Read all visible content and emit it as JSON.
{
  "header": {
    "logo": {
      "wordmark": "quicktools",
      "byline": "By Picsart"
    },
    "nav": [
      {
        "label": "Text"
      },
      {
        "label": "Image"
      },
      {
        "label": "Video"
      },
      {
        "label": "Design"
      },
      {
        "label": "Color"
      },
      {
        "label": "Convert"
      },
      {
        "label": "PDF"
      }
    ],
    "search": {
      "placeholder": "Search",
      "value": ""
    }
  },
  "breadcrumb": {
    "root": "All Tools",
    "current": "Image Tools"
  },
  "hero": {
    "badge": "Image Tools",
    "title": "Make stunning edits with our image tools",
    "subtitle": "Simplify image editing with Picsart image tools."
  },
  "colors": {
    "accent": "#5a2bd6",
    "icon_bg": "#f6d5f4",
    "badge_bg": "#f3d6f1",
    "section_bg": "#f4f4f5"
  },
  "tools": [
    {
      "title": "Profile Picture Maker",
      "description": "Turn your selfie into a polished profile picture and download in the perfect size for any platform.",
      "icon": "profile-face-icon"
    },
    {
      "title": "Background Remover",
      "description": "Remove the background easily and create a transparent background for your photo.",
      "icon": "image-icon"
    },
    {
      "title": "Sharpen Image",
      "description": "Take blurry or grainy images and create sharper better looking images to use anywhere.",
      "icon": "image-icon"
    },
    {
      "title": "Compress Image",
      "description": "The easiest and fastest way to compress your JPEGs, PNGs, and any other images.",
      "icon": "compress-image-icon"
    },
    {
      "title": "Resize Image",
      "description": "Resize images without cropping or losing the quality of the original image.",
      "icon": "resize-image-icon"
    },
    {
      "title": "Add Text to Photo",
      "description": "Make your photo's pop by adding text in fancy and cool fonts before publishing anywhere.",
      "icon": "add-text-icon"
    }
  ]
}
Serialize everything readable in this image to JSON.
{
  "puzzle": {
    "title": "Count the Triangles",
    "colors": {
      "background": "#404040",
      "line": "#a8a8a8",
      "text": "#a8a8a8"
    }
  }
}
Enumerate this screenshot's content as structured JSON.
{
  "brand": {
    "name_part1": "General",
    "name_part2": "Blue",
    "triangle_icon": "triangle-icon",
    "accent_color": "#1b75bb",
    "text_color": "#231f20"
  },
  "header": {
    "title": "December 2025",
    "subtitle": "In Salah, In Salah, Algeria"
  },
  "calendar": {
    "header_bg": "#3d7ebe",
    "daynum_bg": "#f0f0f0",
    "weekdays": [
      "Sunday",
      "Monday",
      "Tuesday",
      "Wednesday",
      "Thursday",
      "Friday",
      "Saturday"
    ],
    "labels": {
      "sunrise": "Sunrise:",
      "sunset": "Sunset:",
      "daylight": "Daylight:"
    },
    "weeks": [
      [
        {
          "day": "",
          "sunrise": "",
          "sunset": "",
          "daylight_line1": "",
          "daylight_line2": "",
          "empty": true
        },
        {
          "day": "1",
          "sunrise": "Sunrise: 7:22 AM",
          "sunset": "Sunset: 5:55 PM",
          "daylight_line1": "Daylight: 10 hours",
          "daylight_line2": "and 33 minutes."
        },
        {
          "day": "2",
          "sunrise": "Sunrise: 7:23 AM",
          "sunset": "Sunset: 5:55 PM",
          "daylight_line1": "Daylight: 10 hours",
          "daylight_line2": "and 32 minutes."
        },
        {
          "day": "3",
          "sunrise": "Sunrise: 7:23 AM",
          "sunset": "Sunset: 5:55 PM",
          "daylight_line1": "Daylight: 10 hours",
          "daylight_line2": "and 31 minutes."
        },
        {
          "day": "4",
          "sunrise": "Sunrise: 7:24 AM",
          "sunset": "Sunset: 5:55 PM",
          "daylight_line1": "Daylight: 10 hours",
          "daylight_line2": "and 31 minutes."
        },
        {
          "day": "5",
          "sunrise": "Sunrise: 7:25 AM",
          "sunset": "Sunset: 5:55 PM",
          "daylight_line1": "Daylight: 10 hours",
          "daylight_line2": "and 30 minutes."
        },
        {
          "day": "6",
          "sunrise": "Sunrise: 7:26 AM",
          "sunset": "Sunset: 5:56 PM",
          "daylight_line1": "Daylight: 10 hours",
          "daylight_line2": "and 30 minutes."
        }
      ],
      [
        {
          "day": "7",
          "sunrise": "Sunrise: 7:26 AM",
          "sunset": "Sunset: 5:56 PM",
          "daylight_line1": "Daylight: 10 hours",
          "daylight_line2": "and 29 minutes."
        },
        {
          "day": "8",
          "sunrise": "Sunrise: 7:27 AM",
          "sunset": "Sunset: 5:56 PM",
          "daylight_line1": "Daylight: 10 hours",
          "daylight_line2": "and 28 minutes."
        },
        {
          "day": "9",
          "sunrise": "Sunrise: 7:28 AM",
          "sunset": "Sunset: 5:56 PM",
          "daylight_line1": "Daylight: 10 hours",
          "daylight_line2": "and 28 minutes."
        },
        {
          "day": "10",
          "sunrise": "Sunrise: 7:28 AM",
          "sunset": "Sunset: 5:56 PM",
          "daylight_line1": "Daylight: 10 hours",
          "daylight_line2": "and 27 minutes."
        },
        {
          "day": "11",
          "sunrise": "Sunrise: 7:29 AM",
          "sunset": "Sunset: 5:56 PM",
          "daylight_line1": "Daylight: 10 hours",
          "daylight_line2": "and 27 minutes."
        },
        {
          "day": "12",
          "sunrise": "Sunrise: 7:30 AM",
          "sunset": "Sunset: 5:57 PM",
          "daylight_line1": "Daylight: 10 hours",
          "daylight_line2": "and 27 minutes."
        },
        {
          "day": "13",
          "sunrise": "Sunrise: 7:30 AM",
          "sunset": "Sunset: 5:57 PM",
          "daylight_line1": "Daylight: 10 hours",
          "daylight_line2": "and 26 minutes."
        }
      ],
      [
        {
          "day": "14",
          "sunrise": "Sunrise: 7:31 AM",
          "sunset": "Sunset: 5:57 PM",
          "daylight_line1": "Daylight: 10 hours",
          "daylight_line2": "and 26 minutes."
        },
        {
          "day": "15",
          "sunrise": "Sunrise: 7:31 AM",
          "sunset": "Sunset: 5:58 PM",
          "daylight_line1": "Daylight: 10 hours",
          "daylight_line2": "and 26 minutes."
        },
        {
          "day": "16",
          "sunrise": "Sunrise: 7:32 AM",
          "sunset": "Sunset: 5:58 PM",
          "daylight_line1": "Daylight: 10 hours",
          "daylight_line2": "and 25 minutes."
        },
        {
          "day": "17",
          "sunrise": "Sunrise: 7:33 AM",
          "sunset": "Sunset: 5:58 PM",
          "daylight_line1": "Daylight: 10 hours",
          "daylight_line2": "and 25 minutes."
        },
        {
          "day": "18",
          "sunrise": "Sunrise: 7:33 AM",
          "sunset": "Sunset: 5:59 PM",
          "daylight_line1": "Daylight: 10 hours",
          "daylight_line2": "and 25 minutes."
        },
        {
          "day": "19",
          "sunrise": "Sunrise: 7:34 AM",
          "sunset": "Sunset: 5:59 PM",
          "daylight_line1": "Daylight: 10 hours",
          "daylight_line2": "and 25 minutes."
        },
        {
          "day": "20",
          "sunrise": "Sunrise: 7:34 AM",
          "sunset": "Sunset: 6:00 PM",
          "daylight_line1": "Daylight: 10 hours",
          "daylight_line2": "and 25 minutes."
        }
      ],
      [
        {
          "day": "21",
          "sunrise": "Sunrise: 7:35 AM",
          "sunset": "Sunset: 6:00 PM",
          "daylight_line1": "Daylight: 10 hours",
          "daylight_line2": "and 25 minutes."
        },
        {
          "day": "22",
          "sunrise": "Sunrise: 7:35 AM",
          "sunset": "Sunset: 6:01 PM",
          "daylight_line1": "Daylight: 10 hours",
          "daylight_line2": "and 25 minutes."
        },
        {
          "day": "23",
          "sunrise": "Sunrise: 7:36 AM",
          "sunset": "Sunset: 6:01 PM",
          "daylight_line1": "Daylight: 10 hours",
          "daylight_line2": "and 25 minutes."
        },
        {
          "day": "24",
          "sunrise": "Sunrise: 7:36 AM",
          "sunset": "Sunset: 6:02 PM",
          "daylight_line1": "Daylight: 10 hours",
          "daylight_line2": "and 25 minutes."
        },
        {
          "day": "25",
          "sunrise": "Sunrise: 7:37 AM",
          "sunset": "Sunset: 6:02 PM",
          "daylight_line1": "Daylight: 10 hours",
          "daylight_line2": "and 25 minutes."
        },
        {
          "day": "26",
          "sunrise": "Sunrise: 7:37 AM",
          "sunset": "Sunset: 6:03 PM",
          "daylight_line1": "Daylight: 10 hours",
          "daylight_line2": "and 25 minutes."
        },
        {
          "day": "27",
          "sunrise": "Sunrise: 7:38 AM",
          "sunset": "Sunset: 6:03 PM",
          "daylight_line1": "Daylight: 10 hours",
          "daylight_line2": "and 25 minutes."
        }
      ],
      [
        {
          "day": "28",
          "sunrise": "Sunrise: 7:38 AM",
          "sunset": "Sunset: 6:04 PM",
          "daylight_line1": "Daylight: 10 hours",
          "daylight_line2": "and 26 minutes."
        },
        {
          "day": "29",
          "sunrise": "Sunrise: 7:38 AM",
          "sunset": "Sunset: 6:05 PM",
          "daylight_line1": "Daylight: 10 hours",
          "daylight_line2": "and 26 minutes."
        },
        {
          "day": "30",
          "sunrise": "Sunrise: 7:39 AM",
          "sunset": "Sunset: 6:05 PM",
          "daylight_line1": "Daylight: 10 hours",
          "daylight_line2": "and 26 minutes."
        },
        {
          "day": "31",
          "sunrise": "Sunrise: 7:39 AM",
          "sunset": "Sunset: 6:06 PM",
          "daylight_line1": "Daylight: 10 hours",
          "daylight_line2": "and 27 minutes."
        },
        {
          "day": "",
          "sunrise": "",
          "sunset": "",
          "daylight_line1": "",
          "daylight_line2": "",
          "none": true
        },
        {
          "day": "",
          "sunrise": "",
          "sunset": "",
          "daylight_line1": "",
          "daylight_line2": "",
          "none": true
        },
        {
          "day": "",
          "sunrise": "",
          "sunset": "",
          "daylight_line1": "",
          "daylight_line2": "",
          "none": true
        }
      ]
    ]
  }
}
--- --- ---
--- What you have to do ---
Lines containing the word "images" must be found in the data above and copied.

--- Written response ---
      "description": "Take blurry or grainy images and create sharper better looking images to use anywhere.",
      "description": "The easiest and fastest way to compress your JPEGs, PNGs, and any other images.",
      "description": "Resize images without cropping or losing the quality of the original image.",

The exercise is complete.